Non-qualified deferred compensation plans are one way that planners can help highly paid executives save more, these experts say.
Advisors need to make these clients aware that there are additional savings tools beyond the qualified plan that should be used, says George Middleton, a financial advisor with Limoges Investment Management PC, Vancouver, Wash.
The non-qualified deferred comp programs are offered mostly by large companies and professional companies such as architectural or medical firms where the owners have control over what retirement plans are established, he says.
What Your Peers Are Reading

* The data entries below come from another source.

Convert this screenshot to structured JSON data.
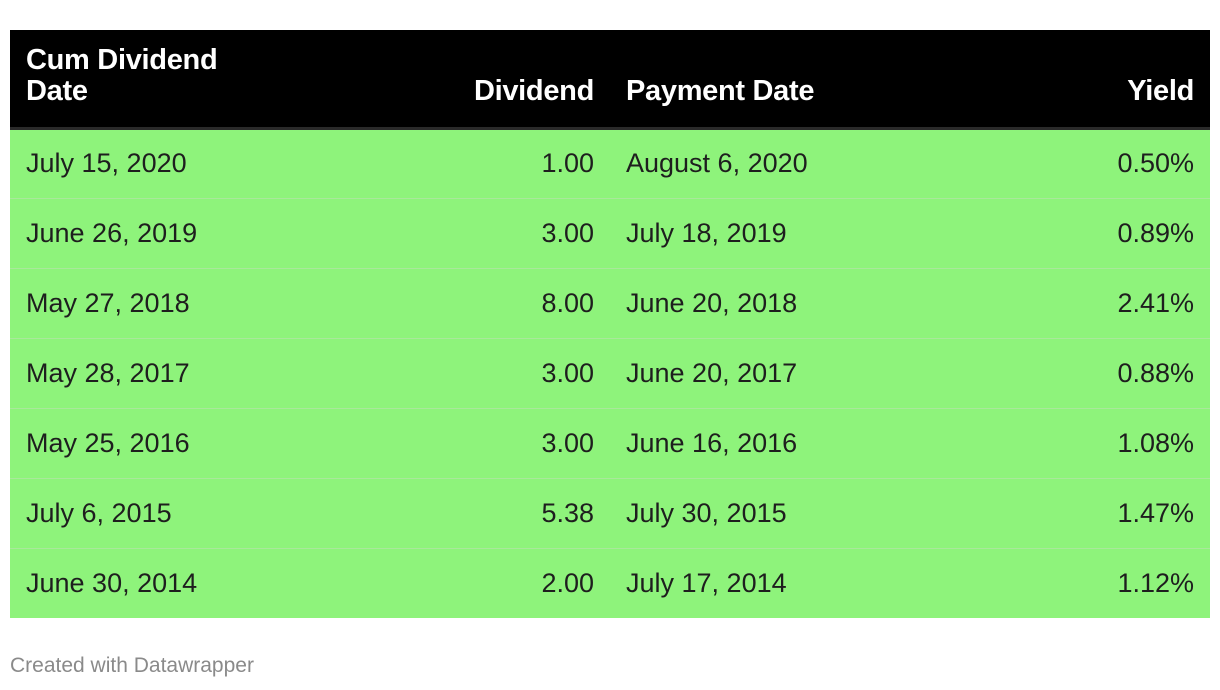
{
  "chart_data": {
    "type": "table",
    "columns": [
      "Cum Dividend Date",
      "Dividend",
      "Payment Date",
      "Yield"
    ],
    "rows": [
      [
        "July 15, 2020",
        "1.00",
        "August 6, 2020",
        "0.50%"
      ],
      [
        "June 26, 2019",
        "3.00",
        "July 18, 2019",
        "0.89%"
      ],
      [
        "May 27, 2018",
        "8.00",
        "June 20, 2018",
        "2.41%"
      ],
      [
        "May 28, 2017",
        "3.00",
        "June 20, 2017",
        "0.88%"
      ],
      [
        "May 25, 2016",
        "3.00",
        "June 16, 2016",
        "1.08%"
      ],
      [
        "July 6, 2015",
        "5.38",
        "July 30, 2015",
        "1.47%"
      ],
      [
        "June 30, 2014",
        "2.00",
        "July 17, 2014",
        "1.12%"
      ]
    ]
  },
  "header": {
    "cum_dividend_line1": "Cum Dividend",
    "cum_dividend_line2": "Date",
    "dividend": "Dividend",
    "payment_date": "Payment Date",
    "yield": "Yield"
  },
  "colors": {
    "header_bg": "#000000",
    "header_text": "#ffffff",
    "row_bg": "#8ef37b",
    "row_text": "#1e1e1e"
  },
  "footer": {
    "credit": "Created with Datawrapper"
  }
}
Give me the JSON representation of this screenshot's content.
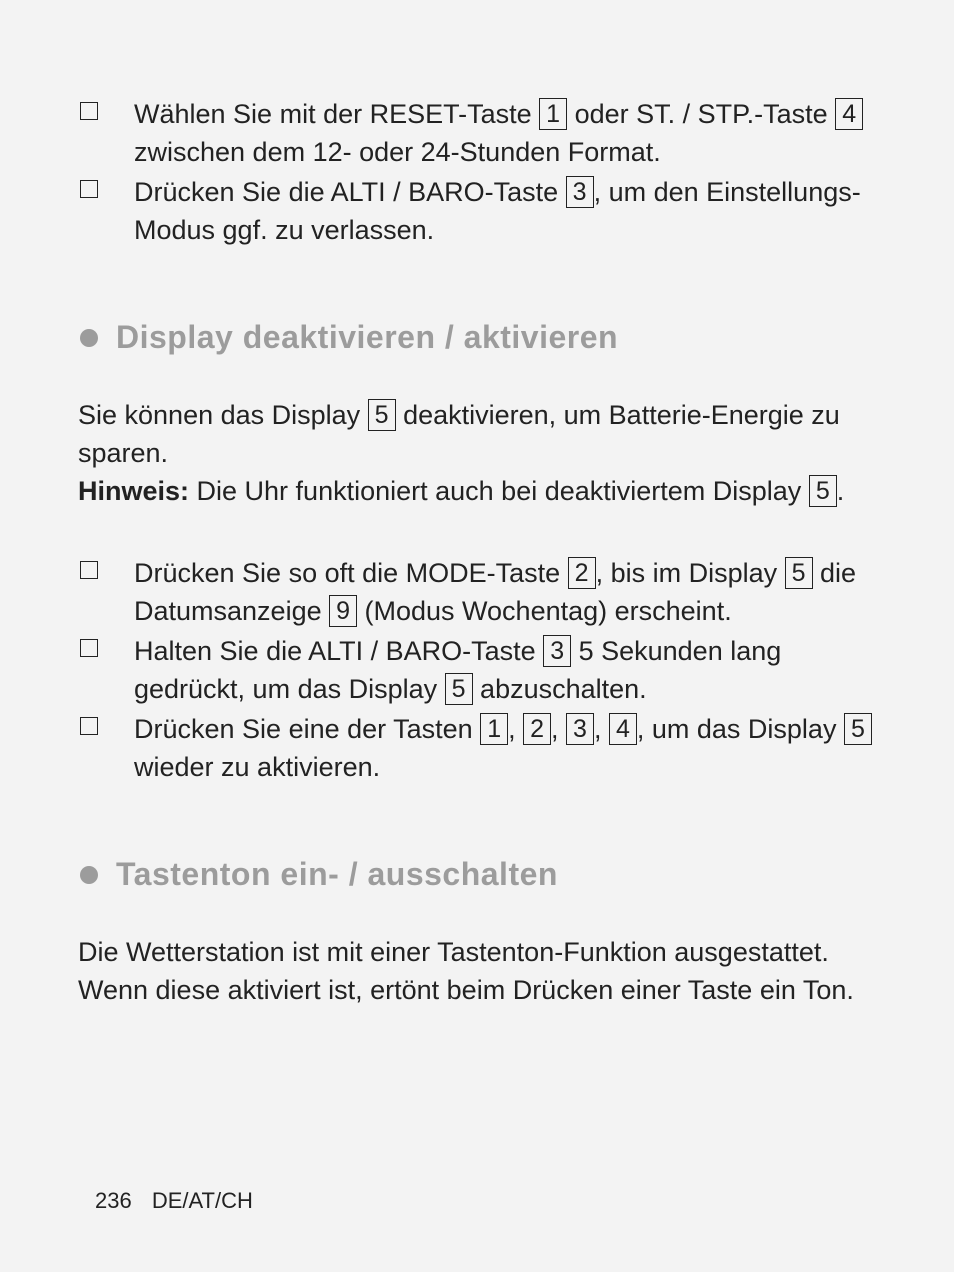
{
  "footer": {
    "page_number": "236",
    "locale": "DE/AT/CH"
  },
  "block1": {
    "items": [
      {
        "segments": [
          {
            "t": "text",
            "v": "Wählen Sie mit der RESET-Taste "
          },
          {
            "t": "box",
            "v": "1"
          },
          {
            "t": "text",
            "v": " oder ST. / STP.-Taste "
          },
          {
            "t": "box",
            "v": "4"
          },
          {
            "t": "text",
            "v": " zwischen dem 12- oder 24-Stunden Format."
          }
        ]
      },
      {
        "segments": [
          {
            "t": "text",
            "v": "Drücken Sie die ALTI / BARO-Taste "
          },
          {
            "t": "box",
            "v": "3"
          },
          {
            "t": "text",
            "v": ", um den Einstellungs-Modus ggf. zu verlassen."
          }
        ]
      }
    ]
  },
  "section1": {
    "heading": "Display deaktivieren / aktivieren",
    "intro": {
      "segments": [
        {
          "t": "text",
          "v": "Sie können das Display "
        },
        {
          "t": "box",
          "v": "5"
        },
        {
          "t": "text",
          "v": " deaktivieren, um Batterie-Energie zu sparen."
        }
      ]
    },
    "note": {
      "label": "Hinweis:",
      "segments": [
        {
          "t": "text",
          "v": " Die Uhr funktioniert auch bei deaktiviertem Display "
        },
        {
          "t": "box",
          "v": "5"
        },
        {
          "t": "text",
          "v": "."
        }
      ]
    },
    "items": [
      {
        "segments": [
          {
            "t": "text",
            "v": "Drücken Sie so oft die MODE-Taste "
          },
          {
            "t": "box",
            "v": "2"
          },
          {
            "t": "text",
            "v": ", bis im Display "
          },
          {
            "t": "box",
            "v": "5"
          },
          {
            "t": "text",
            "v": " die Datumsanzeige "
          },
          {
            "t": "box",
            "v": "9"
          },
          {
            "t": "text",
            "v": " (Modus Wochentag) erscheint."
          }
        ]
      },
      {
        "segments": [
          {
            "t": "text",
            "v": "Halten Sie die ALTI / BARO-Taste "
          },
          {
            "t": "box",
            "v": "3"
          },
          {
            "t": "text",
            "v": " 5 Sekunden lang gedrückt, um das Display "
          },
          {
            "t": "box",
            "v": "5"
          },
          {
            "t": "text",
            "v": " abzuschalten."
          }
        ]
      },
      {
        "segments": [
          {
            "t": "text",
            "v": "Drücken Sie eine der Tasten "
          },
          {
            "t": "box",
            "v": "1"
          },
          {
            "t": "text",
            "v": ", "
          },
          {
            "t": "box",
            "v": "2"
          },
          {
            "t": "text",
            "v": ", "
          },
          {
            "t": "box",
            "v": "3"
          },
          {
            "t": "text",
            "v": ", "
          },
          {
            "t": "box",
            "v": "4"
          },
          {
            "t": "text",
            "v": ", um das Display "
          },
          {
            "t": "box",
            "v": "5"
          },
          {
            "t": "text",
            "v": " wieder zu aktivieren."
          }
        ]
      }
    ]
  },
  "section2": {
    "heading": "Tastenton ein- / ausschalten",
    "intro": {
      "segments": [
        {
          "t": "text",
          "v": "Die Wetterstation ist mit einer Tastenton-Funktion ausgestattet. Wenn diese aktiviert ist, ertönt beim Drücken einer Taste ein Ton."
        }
      ]
    }
  }
}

The “big mistake” and the “real danger,” according to Middleton, is that an employee will save up to the rate they are allowed under the restrictions and then do nothing beyond that, he says. If they save up to the limits allowed them under non-discrimination rules, then they might assume they are saving enough, when in fact they may not be putting enough away for sufficient retirement income, he continues.
Under current rules, companies must comply with certain requirements in order to avoid having the plans deemed discriminatory against non-highly compensated employees.
For instance, the top 20% of highly paid employees can put in only 1.25 times as much into a qualified plan as a non-highly compensated employee. So, for instance, if the non-highly compensated employees contribute an average of 3%, then the top 20% can only put in 3.75% maximum.
If the above test is not met, a plan will still meet the non-discrimination requirements if the actual deferral percentage for highly compensated employees does not exceed, by more than 2%, that of other eligible employees for the proceeding year and if the actual percentage of highly compensated employees for the current year is not more than twice the deferral percentage for all other employees for the previous year.
An employer sponsoring a plan can, however, choose to contribute 3% of compensation across the board or a 100% match on the first 3% of elected contributions and 50% on the next 2% and satisfy regulatory guidelines.
A qualified plan is considered top heavy if the total account value of key employees exceeds 60% of all employees, says Josh Itzoe, Greenspring Wealth Management, Towson, Md.
But, under the Pension Protection Act of 2006, after December 31, 2007, plans may engage in automatic enrollment for employees in qualified plans, Itzoe adds, and in certain situations, automatic enrollment will exclude a plan from the top heavy rules.
Companies with qualified plans that meet certain requirements receive a safe harbor exemption from the actual deferral percentage and actual contribution percentage requirements, he says.
In addition to the benefit that it brings to employees who will be helped to save, this is an added inducement for companies to add this feature, Itzoe says.
For employees enrolled through automatic enrollment, each employee must be treated as if he or she elected to defer at least 3% in the first year; at least 4% in the second year; at least 5% in year 3; and 6% in any subsequent year, he says.
A higher percentage may be selected, but the selected percentage may not exceed 10%.
These requirements do not apply to employees who are already active participants, Itzoe explains.
There also has to be a match of 100% of the first 1% of pay plus 50% of the next 5% of pay, he continues. Or, according to Itzoe, at least 3% of non-elected contributions have to be provided, and there needs to be vesting of 100% no more than 2 years after an employee is enrolled.
Then a company is deemed to have met the top heavy requirement and the ADP/ACP requirements, Itzoe says.